#### REQUIRED WORK
Filter this material down to the lines that hold "Default", copying each one.

#### SUPPLIED ENTRIES
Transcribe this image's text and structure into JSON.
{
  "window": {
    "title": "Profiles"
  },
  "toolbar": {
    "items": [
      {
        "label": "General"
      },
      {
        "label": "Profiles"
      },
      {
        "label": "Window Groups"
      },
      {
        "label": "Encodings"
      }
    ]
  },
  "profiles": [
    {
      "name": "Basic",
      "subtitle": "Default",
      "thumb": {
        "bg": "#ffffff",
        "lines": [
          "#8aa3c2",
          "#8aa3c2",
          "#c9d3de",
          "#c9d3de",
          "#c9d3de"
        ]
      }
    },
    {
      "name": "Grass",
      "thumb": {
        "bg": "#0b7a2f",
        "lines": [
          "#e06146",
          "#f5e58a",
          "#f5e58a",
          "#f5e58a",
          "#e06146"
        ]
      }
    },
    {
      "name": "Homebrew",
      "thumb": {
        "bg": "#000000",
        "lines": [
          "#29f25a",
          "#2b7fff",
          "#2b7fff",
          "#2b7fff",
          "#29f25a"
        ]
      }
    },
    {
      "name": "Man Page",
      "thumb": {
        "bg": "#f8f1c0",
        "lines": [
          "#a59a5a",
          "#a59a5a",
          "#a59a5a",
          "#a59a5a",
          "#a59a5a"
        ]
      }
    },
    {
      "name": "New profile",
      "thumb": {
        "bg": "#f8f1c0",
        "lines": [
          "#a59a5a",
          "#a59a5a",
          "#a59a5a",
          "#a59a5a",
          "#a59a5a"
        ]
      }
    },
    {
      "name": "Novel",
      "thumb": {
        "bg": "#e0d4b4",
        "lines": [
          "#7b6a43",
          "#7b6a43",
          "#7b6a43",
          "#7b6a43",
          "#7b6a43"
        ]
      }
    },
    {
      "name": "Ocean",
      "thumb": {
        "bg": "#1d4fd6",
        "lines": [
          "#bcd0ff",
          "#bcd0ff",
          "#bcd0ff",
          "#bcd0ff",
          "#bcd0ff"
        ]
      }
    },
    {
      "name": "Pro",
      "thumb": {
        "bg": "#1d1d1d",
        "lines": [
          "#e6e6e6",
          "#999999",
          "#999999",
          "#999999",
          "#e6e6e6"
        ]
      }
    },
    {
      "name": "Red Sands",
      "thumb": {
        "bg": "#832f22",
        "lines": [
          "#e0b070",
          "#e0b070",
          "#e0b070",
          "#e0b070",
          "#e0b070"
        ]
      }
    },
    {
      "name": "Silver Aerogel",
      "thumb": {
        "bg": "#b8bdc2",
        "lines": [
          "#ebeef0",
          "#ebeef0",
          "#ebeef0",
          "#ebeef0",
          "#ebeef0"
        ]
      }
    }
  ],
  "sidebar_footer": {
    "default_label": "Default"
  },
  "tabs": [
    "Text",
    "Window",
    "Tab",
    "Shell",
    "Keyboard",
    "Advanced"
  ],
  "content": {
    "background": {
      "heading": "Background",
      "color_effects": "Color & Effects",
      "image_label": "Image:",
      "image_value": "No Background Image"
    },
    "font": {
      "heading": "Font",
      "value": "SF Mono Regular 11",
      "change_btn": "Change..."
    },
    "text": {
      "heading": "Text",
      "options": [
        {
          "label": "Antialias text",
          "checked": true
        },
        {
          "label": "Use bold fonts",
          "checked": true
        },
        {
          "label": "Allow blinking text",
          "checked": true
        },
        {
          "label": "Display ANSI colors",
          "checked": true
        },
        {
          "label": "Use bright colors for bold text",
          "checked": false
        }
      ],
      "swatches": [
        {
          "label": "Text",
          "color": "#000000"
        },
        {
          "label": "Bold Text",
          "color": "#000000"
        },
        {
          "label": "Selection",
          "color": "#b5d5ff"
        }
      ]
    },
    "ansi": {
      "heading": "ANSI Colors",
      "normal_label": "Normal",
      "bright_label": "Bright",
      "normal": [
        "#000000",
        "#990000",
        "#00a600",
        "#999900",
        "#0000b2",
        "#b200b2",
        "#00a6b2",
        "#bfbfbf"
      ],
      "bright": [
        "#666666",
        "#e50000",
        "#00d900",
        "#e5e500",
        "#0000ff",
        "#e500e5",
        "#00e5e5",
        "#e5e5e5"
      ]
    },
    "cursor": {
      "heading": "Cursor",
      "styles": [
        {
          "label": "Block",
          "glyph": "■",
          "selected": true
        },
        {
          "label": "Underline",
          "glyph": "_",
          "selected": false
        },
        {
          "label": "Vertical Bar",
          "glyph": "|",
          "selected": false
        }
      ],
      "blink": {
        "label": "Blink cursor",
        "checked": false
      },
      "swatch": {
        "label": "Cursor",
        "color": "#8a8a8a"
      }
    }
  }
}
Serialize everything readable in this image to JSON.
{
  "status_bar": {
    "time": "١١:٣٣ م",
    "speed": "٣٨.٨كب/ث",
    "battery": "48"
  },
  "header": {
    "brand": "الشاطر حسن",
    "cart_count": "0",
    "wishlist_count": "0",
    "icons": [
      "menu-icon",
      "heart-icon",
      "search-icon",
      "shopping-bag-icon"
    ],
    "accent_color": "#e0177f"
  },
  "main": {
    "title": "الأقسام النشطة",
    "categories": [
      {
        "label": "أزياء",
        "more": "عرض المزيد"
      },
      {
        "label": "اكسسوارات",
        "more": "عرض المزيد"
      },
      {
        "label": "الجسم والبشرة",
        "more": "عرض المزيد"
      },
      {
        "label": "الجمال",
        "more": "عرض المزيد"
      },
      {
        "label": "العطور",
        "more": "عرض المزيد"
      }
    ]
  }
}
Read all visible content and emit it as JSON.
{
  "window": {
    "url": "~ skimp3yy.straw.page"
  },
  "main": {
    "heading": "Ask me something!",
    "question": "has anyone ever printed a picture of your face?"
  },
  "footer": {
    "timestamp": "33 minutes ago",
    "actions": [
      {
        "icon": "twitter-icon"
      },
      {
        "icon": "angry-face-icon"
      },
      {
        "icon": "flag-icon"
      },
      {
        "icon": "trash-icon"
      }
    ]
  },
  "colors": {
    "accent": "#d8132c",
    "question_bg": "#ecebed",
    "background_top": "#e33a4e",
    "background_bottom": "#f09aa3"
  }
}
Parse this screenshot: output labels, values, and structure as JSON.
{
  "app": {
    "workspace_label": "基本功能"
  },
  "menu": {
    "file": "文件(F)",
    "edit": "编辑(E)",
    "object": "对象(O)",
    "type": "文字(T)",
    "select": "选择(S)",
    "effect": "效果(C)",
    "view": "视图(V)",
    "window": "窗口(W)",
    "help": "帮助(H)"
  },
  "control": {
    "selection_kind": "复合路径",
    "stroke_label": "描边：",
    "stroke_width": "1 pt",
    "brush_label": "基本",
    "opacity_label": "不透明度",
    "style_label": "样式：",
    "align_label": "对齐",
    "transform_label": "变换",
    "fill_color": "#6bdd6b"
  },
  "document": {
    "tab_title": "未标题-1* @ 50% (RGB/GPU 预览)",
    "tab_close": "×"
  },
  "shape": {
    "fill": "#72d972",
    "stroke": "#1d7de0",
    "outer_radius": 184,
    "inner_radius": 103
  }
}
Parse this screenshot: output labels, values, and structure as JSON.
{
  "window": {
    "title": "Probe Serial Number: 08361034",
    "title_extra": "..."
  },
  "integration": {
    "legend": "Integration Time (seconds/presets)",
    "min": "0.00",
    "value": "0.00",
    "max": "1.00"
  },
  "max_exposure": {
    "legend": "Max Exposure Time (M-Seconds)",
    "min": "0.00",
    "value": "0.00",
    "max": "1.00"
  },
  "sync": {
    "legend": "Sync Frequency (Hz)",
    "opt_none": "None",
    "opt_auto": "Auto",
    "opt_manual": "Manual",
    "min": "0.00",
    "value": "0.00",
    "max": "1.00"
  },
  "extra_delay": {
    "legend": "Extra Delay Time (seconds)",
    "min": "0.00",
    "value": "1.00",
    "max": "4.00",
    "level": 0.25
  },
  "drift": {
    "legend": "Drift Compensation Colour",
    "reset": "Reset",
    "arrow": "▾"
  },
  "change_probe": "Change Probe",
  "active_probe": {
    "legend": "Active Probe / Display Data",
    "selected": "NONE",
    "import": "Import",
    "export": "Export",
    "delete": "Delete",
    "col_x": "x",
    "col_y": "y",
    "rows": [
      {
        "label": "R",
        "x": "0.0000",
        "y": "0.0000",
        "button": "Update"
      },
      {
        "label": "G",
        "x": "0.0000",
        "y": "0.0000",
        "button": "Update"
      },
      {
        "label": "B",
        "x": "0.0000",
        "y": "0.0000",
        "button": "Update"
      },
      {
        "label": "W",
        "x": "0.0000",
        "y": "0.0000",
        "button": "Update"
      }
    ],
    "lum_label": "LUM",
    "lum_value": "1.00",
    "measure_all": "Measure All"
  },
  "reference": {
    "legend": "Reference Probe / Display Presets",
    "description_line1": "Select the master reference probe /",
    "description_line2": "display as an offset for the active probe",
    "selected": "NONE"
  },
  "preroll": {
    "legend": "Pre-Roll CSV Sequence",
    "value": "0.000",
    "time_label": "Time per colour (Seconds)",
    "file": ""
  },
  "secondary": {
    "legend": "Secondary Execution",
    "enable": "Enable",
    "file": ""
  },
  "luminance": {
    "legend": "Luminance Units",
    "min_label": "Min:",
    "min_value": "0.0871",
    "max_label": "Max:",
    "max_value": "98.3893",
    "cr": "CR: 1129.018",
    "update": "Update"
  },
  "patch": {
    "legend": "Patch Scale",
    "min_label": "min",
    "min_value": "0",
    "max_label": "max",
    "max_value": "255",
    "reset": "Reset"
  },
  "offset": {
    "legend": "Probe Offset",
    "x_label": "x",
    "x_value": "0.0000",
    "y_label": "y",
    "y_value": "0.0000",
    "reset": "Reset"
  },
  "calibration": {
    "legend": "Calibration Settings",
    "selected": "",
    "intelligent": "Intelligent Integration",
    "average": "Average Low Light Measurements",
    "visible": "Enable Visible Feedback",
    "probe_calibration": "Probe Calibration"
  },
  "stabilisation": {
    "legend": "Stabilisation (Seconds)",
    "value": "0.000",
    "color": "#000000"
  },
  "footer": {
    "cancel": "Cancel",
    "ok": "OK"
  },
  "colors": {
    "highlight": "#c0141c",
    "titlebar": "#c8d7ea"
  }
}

#### ANSWER BOX
      "subtitle": "Default",
    "default_label": "Default"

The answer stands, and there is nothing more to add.